■ **Task goal**: Leave out each picture. Repeat everything else in the records exactly.

BEGIN Stored data

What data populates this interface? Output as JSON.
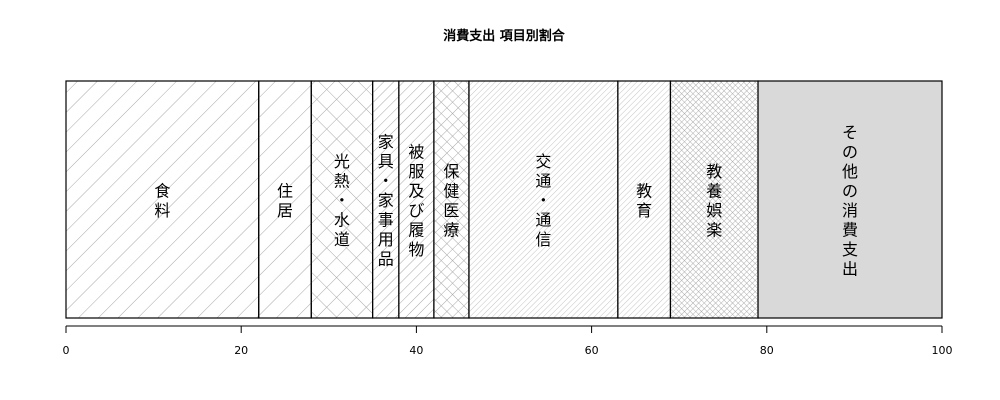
{
  "chart_data": {
    "type": "bar",
    "orientation": "horizontal-stacked",
    "title": "消費支出 項目別割合",
    "xlim": [
      0,
      100
    ],
    "ticks": [
      0,
      20,
      40,
      60,
      80,
      100
    ],
    "grid": false,
    "categories": [
      "食料",
      "住居",
      "光熱・水道",
      "家具・家事用品",
      "被服及び履物",
      "保健医療",
      "交通・通信",
      "教育",
      "教養娯楽",
      "その他の消費支出"
    ],
    "values": [
      22,
      6,
      7,
      3,
      4,
      4,
      17,
      6,
      10,
      21
    ],
    "label_lines": [
      [
        "食",
        "料"
      ],
      [
        "住",
        "居"
      ],
      [
        "光",
        "熱",
        "・",
        "水",
        "道"
      ],
      [
        "家",
        "具",
        "・",
        "家",
        "事",
        "用",
        "品"
      ],
      [
        "被",
        "服",
        "及",
        "び",
        "履",
        "物"
      ],
      [
        "保",
        "健",
        "医",
        "療"
      ],
      [
        "交",
        "通",
        "・",
        "通",
        "信"
      ],
      [
        "教",
        "育"
      ],
      [
        "教",
        "養",
        "娯",
        "楽"
      ],
      [
        "そ",
        "の",
        "他",
        "の",
        "消",
        "費",
        "支",
        "出"
      ]
    ],
    "fills": [
      "diag-wide",
      "diag-wide",
      "cross-wide",
      "diag-narrow",
      "diag-narrow",
      "cross-narrow",
      "diag-fine",
      "diag-fine",
      "cross-fine",
      "solid-gray"
    ],
    "colors": {
      "stroke": "#000000",
      "hatch": "#a8a8a8",
      "solid": "#d9d9d9"
    }
  }
}
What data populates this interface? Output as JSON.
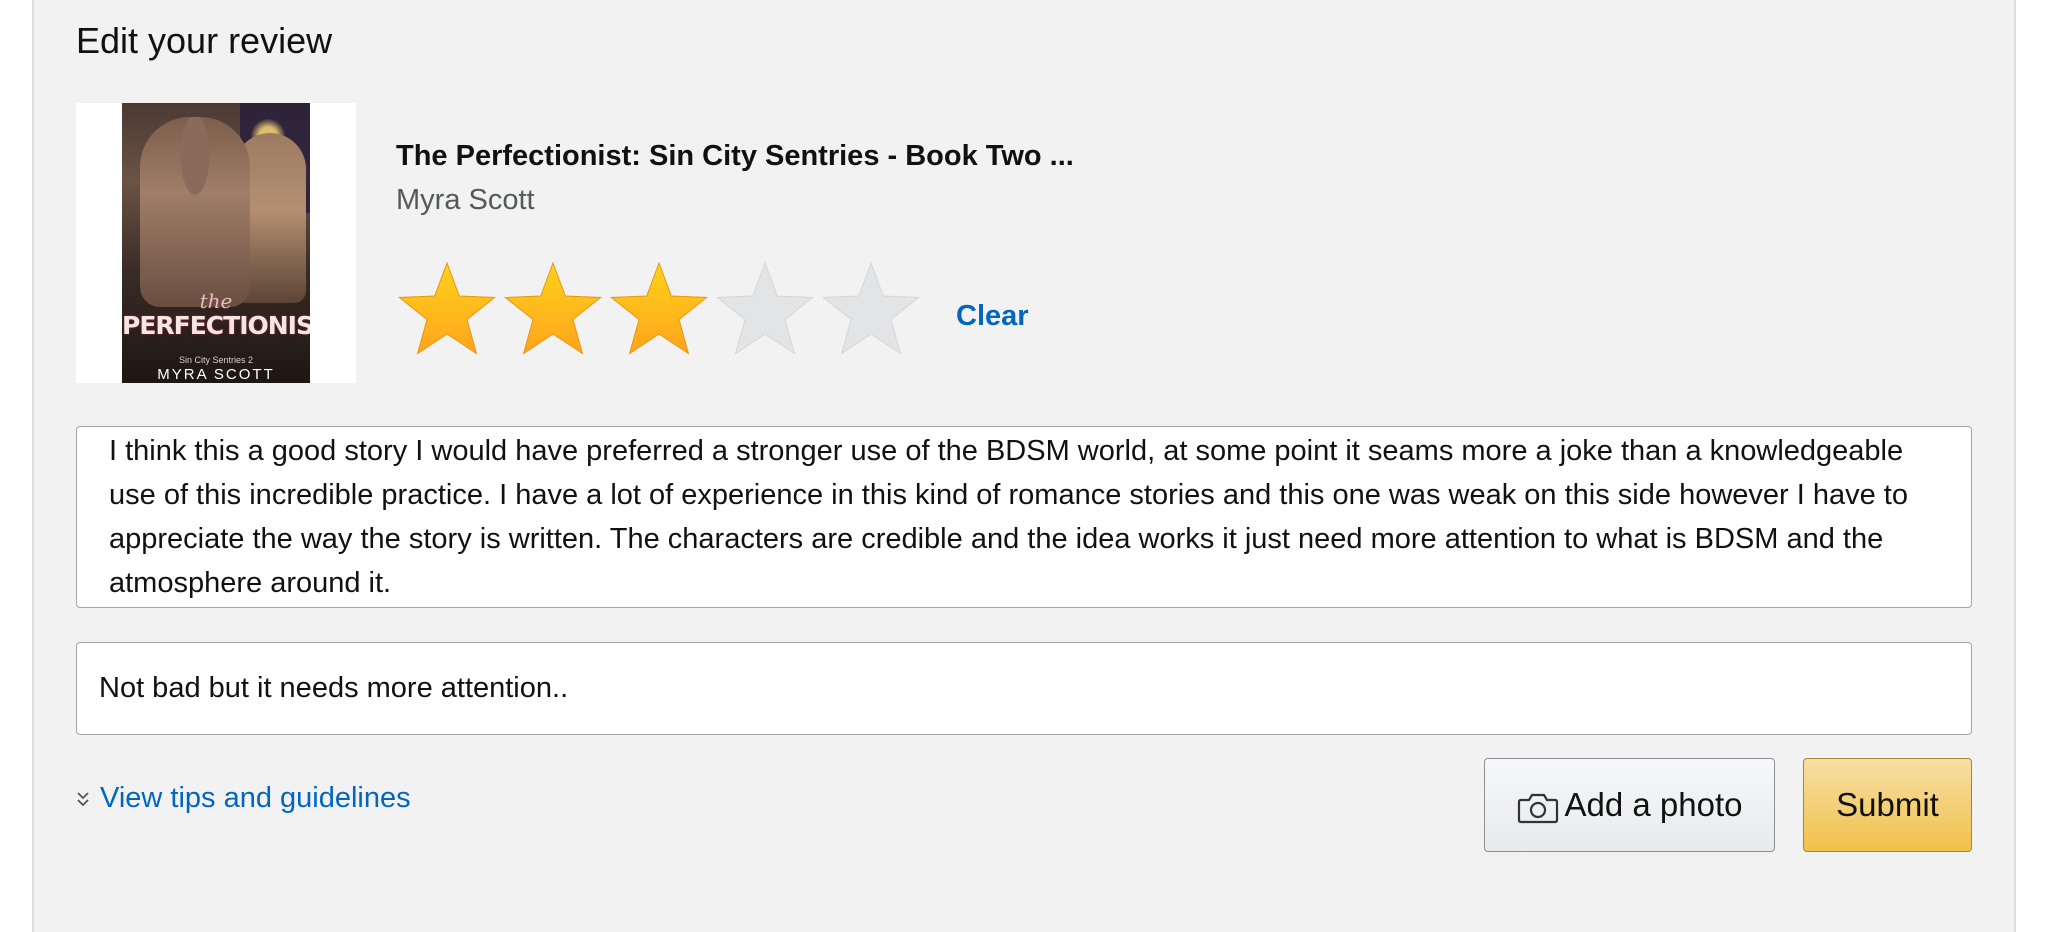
{
  "page": {
    "title": "Edit your review"
  },
  "product": {
    "title": "The Perfectionist: Sin City Sentries - Book Two ...",
    "author": "Myra Scott",
    "cover": {
      "the_text": "the",
      "title_text": "PERFECTIONIST",
      "series_text": "Sin City Sentries 2",
      "author_text": "MYRA SCOTT"
    }
  },
  "rating": {
    "value": 3,
    "max": 5,
    "filled_color": "#ffa41c",
    "empty_color": "#e3e4e6",
    "clear_label": "Clear"
  },
  "review": {
    "body": "I think this a good story I would have preferred a stronger use of the BDSM world, at some point it seams more a joke than a knowledgeable use of this incredible practice. I have a lot of experience in this kind of romance stories and this one was weak on this side however I have to appreciate the way the story is written. The characters are credible and the idea works it just need more attention to what is BDSM and the atmosphere around it.",
    "headline": "Not bad but it needs more attention.."
  },
  "actions": {
    "tips_label": "View tips and guidelines",
    "tips_icon": "double-chevron-down-icon",
    "add_photo_label": "Add a photo",
    "add_photo_icon": "camera-icon",
    "submit_label": "Submit"
  }
}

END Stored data

■ **Problem solution**:
What data populates this interface? Output as JSON.
{
  "chart_data": {
    "type": "bar",
    "orientation": "horizontal-stacked",
    "title": "消費支出 項目別割合",
    "xlim": [
      0,
      100
    ],
    "ticks": [
      0,
      20,
      40,
      60,
      80,
      100
    ],
    "grid": false,
    "categories": [
      "食料",
      "住居",
      "光熱・水道",
      "家具・家事用品",
      "被服及び履物",
      "保健医療",
      "交通・通信",
      "教育",
      "教養娯楽",
      "その他の消費支出"
    ],
    "values": [
      22,
      6,
      7,
      3,
      4,
      4,
      17,
      6,
      10,
      21
    ],
    "label_lines": [
      [
        "食",
        "料"
      ],
      [
        "住",
        "居"
      ],
      [
        "光",
        "熱",
        "・",
        "水",
        "道"
      ],
      [
        "家",
        "具",
        "・",
        "家",
        "事",
        "用",
        "品"
      ],
      [
        "被",
        "服",
        "及",
        "び",
        "履",
        "物"
      ],
      [
        "保",
        "健",
        "医",
        "療"
      ],
      [
        "交",
        "通",
        "・",
        "通",
        "信"
      ],
      [
        "教",
        "育"
      ],
      [
        "教",
        "養",
        "娯",
        "楽"
      ],
      [
        "そ",
        "の",
        "他",
        "の",
        "消",
        "費",
        "支",
        "出"
      ]
    ],
    "fills": [
      "diag-wide",
      "diag-wide",
      "cross-wide",
      "diag-narrow",
      "diag-narrow",
      "cross-narrow",
      "diag-fine",
      "diag-fine",
      "cross-fine",
      "solid-gray"
    ],
    "colors": {
      "stroke": "#000000",
      "hatch": "#a8a8a8",
      "solid": "#d9d9d9"
    }
  }
}
What data populates this interface? Output as JSON.
{
  "page": {
    "title": "Edit your review"
  },
  "product": {
    "title": "The Perfectionist: Sin City Sentries - Book Two ...",
    "author": "Myra Scott",
    "cover": {
      "the_text": "the",
      "title_text": "PERFECTIONIST",
      "series_text": "Sin City Sentries 2",
      "author_text": "MYRA SCOTT"
    }
  },
  "rating": {
    "value": 3,
    "max": 5,
    "filled_color": "#ffa41c",
    "empty_color": "#e3e4e6",
    "clear_label": "Clear"
  },
  "review": {
    "body": "I think this a good story I would have preferred a stronger use of the BDSM world, at some point it seams more a joke than a knowledgeable use of this incredible practice. I have a lot of experience in this kind of romance stories and this one was weak on this side however I have to appreciate the way the story is written. The characters are credible and the idea works it just need more attention to what is BDSM and the atmosphere around it.",
    "headline": "Not bad but it needs more attention.."
  },
  "actions": {
    "tips_label": "View tips and guidelines",
    "tips_icon": "double-chevron-down-icon",
    "add_photo_label": "Add a photo",
    "add_photo_icon": "camera-icon",
    "submit_label": "Submit"
  }
}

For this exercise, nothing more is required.